Pick every line from the data below that contains the string "Equipo" and copy it.

The records below:

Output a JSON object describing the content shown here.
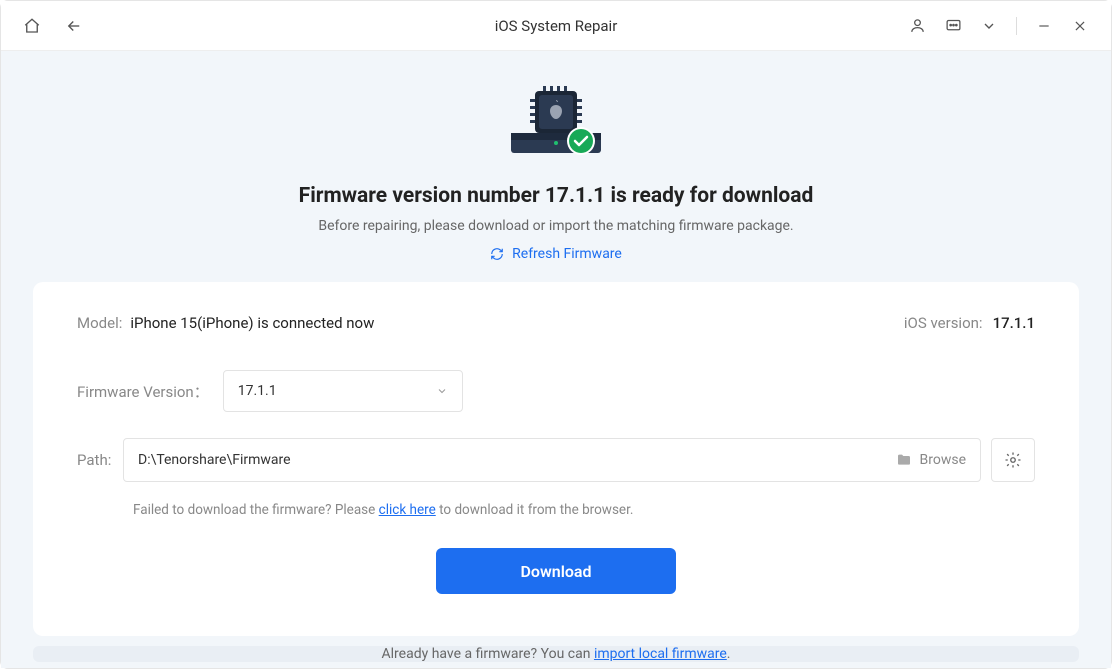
{
  "window": {
    "title": "iOS System Repair"
  },
  "headline": "Firmware version number 17.1.1 is ready for download",
  "subtext": "Before repairing, please download or import the matching firmware package.",
  "refresh_label": "Refresh Firmware",
  "model_label": "Model:",
  "model_value": "iPhone 15(iPhone) is connected now",
  "ios_version_label": "iOS version:",
  "ios_version_value": "17.1.1",
  "firmware_version_label": "Firmware Version：",
  "firmware_version_value": "17.1.1",
  "path_label": "Path:",
  "path_value": "D:\\Tenorshare\\Firmware",
  "browse_label": "Browse",
  "hint_prefix": "Failed to download the firmware? Please ",
  "hint_link": "click here",
  "hint_suffix": " to download it from the browser.",
  "download_button": "Download",
  "bottom_prefix": "Already have a firmware? You can ",
  "bottom_link": "import local firmware",
  "bottom_suffix": "."
}
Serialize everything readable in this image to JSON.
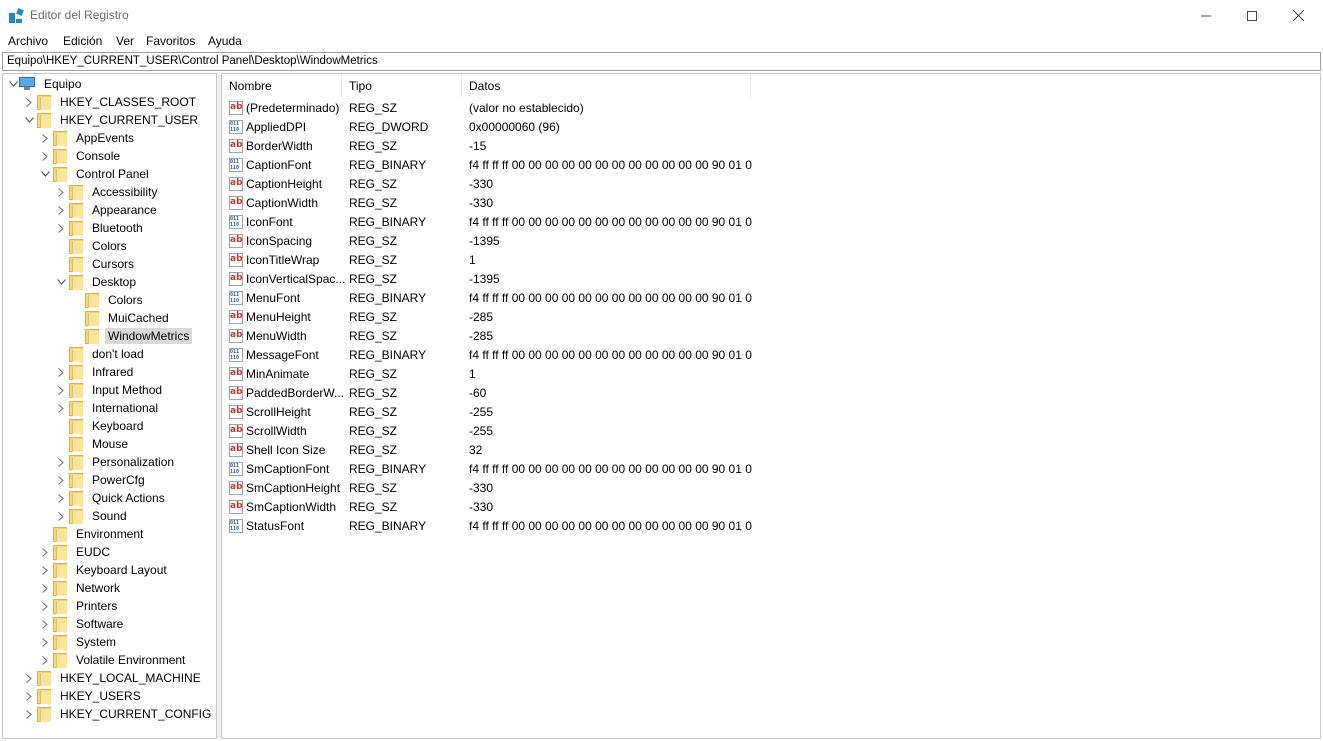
{
  "window": {
    "title": "Editor del Registro",
    "accent": "#1e88d0"
  },
  "menu": [
    "Archivo",
    "Edición",
    "Ver",
    "Favoritos",
    "Ayuda"
  ],
  "address": "Equipo\\HKEY_CURRENT_USER\\Control Panel\\Desktop\\WindowMetrics",
  "tree": [
    {
      "label": "Equipo",
      "level": 0,
      "chevron": "open",
      "icon": "computer-icon"
    },
    {
      "label": "HKEY_CLASSES_ROOT",
      "level": 1,
      "chevron": "closed",
      "icon": "folder-icon"
    },
    {
      "label": "HKEY_CURRENT_USER",
      "level": 1,
      "chevron": "open",
      "icon": "folder-icon"
    },
    {
      "label": "AppEvents",
      "level": 2,
      "chevron": "closed",
      "icon": "folder-icon"
    },
    {
      "label": "Console",
      "level": 2,
      "chevron": "closed",
      "icon": "folder-icon"
    },
    {
      "label": "Control Panel",
      "level": 2,
      "chevron": "open",
      "icon": "folder-icon"
    },
    {
      "label": "Accessibility",
      "level": 3,
      "chevron": "closed",
      "icon": "folder-icon"
    },
    {
      "label": "Appearance",
      "level": 3,
      "chevron": "closed",
      "icon": "folder-icon"
    },
    {
      "label": "Bluetooth",
      "level": 3,
      "chevron": "closed",
      "icon": "folder-icon"
    },
    {
      "label": "Colors",
      "level": 3,
      "chevron": "none",
      "icon": "folder-icon"
    },
    {
      "label": "Cursors",
      "level": 3,
      "chevron": "none",
      "icon": "folder-icon"
    },
    {
      "label": "Desktop",
      "level": 3,
      "chevron": "open",
      "icon": "folder-icon"
    },
    {
      "label": "Colors",
      "level": 4,
      "chevron": "none",
      "icon": "folder-icon"
    },
    {
      "label": "MuiCached",
      "level": 4,
      "chevron": "none",
      "icon": "folder-icon"
    },
    {
      "label": "WindowMetrics",
      "level": 4,
      "chevron": "none",
      "icon": "folder-icon",
      "selected": true
    },
    {
      "label": "don't load",
      "level": 3,
      "chevron": "none",
      "icon": "folder-icon"
    },
    {
      "label": "Infrared",
      "level": 3,
      "chevron": "closed",
      "icon": "folder-icon"
    },
    {
      "label": "Input Method",
      "level": 3,
      "chevron": "closed",
      "icon": "folder-icon"
    },
    {
      "label": "International",
      "level": 3,
      "chevron": "closed",
      "icon": "folder-icon"
    },
    {
      "label": "Keyboard",
      "level": 3,
      "chevron": "none",
      "icon": "folder-icon"
    },
    {
      "label": "Mouse",
      "level": 3,
      "chevron": "none",
      "icon": "folder-icon"
    },
    {
      "label": "Personalization",
      "level": 3,
      "chevron": "closed",
      "icon": "folder-icon"
    },
    {
      "label": "PowerCfg",
      "level": 3,
      "chevron": "closed",
      "icon": "folder-icon"
    },
    {
      "label": "Quick Actions",
      "level": 3,
      "chevron": "closed",
      "icon": "folder-icon"
    },
    {
      "label": "Sound",
      "level": 3,
      "chevron": "closed",
      "icon": "folder-icon"
    },
    {
      "label": "Environment",
      "level": 2,
      "chevron": "none",
      "icon": "folder-icon"
    },
    {
      "label": "EUDC",
      "level": 2,
      "chevron": "closed",
      "icon": "folder-icon"
    },
    {
      "label": "Keyboard Layout",
      "level": 2,
      "chevron": "closed",
      "icon": "folder-icon"
    },
    {
      "label": "Network",
      "level": 2,
      "chevron": "closed",
      "icon": "folder-icon"
    },
    {
      "label": "Printers",
      "level": 2,
      "chevron": "closed",
      "icon": "folder-icon"
    },
    {
      "label": "Software",
      "level": 2,
      "chevron": "closed",
      "icon": "folder-icon"
    },
    {
      "label": "System",
      "level": 2,
      "chevron": "closed",
      "icon": "folder-icon"
    },
    {
      "label": "Volatile Environment",
      "level": 2,
      "chevron": "closed",
      "icon": "folder-icon"
    },
    {
      "label": "HKEY_LOCAL_MACHINE",
      "level": 1,
      "chevron": "closed",
      "icon": "folder-icon"
    },
    {
      "label": "HKEY_USERS",
      "level": 1,
      "chevron": "closed",
      "icon": "folder-icon"
    },
    {
      "label": "HKEY_CURRENT_CONFIG",
      "level": 1,
      "chevron": "closed",
      "icon": "folder-icon"
    }
  ],
  "columns": [
    "Nombre",
    "Tipo",
    "Datos"
  ],
  "values": [
    {
      "name": "(Predeterminado)",
      "type": "REG_SZ",
      "data": "(valor no establecido)",
      "icon": "string-value-icon"
    },
    {
      "name": "AppliedDPI",
      "type": "REG_DWORD",
      "data": "0x00000060 (96)",
      "icon": "binary-value-icon"
    },
    {
      "name": "BorderWidth",
      "type": "REG_SZ",
      "data": "-15",
      "icon": "string-value-icon"
    },
    {
      "name": "CaptionFont",
      "type": "REG_BINARY",
      "data": "f4 ff ff ff 00 00 00 00 00 00 00 00 00 00 00 00 90 01 0...",
      "icon": "binary-value-icon"
    },
    {
      "name": "CaptionHeight",
      "type": "REG_SZ",
      "data": "-330",
      "icon": "string-value-icon"
    },
    {
      "name": "CaptionWidth",
      "type": "REG_SZ",
      "data": "-330",
      "icon": "string-value-icon"
    },
    {
      "name": "IconFont",
      "type": "REG_BINARY",
      "data": "f4 ff ff ff 00 00 00 00 00 00 00 00 00 00 00 00 90 01 0...",
      "icon": "binary-value-icon"
    },
    {
      "name": "IconSpacing",
      "type": "REG_SZ",
      "data": "-1395",
      "icon": "string-value-icon"
    },
    {
      "name": "IconTitleWrap",
      "type": "REG_SZ",
      "data": "1",
      "icon": "string-value-icon"
    },
    {
      "name": "IconVerticalSpac...",
      "type": "REG_SZ",
      "data": "-1395",
      "icon": "string-value-icon"
    },
    {
      "name": "MenuFont",
      "type": "REG_BINARY",
      "data": "f4 ff ff ff 00 00 00 00 00 00 00 00 00 00 00 00 90 01 0...",
      "icon": "binary-value-icon"
    },
    {
      "name": "MenuHeight",
      "type": "REG_SZ",
      "data": "-285",
      "icon": "string-value-icon"
    },
    {
      "name": "MenuWidth",
      "type": "REG_SZ",
      "data": "-285",
      "icon": "string-value-icon"
    },
    {
      "name": "MessageFont",
      "type": "REG_BINARY",
      "data": "f4 ff ff ff 00 00 00 00 00 00 00 00 00 00 00 00 90 01 0...",
      "icon": "binary-value-icon"
    },
    {
      "name": "MinAnimate",
      "type": "REG_SZ",
      "data": "1",
      "icon": "string-value-icon"
    },
    {
      "name": "PaddedBorderW...",
      "type": "REG_SZ",
      "data": "-60",
      "icon": "string-value-icon"
    },
    {
      "name": "ScrollHeight",
      "type": "REG_SZ",
      "data": "-255",
      "icon": "string-value-icon"
    },
    {
      "name": "ScrollWidth",
      "type": "REG_SZ",
      "data": "-255",
      "icon": "string-value-icon"
    },
    {
      "name": "Shell Icon Size",
      "type": "REG_SZ",
      "data": "32",
      "icon": "string-value-icon"
    },
    {
      "name": "SmCaptionFont",
      "type": "REG_BINARY",
      "data": "f4 ff ff ff 00 00 00 00 00 00 00 00 00 00 00 00 90 01 0...",
      "icon": "binary-value-icon"
    },
    {
      "name": "SmCaptionHeight",
      "type": "REG_SZ",
      "data": "-330",
      "icon": "string-value-icon"
    },
    {
      "name": "SmCaptionWidth",
      "type": "REG_SZ",
      "data": "-330",
      "icon": "string-value-icon"
    },
    {
      "name": "StatusFont",
      "type": "REG_BINARY",
      "data": "f4 ff ff ff 00 00 00 00 00 00 00 00 00 00 00 00 90 01 0...",
      "icon": "binary-value-icon"
    }
  ]
}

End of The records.

» Exercise answer
  "address": "Equipo\\HKEY_CURRENT_USER\\Control Panel\\Desktop\\WindowMetrics",
      "label": "Equipo",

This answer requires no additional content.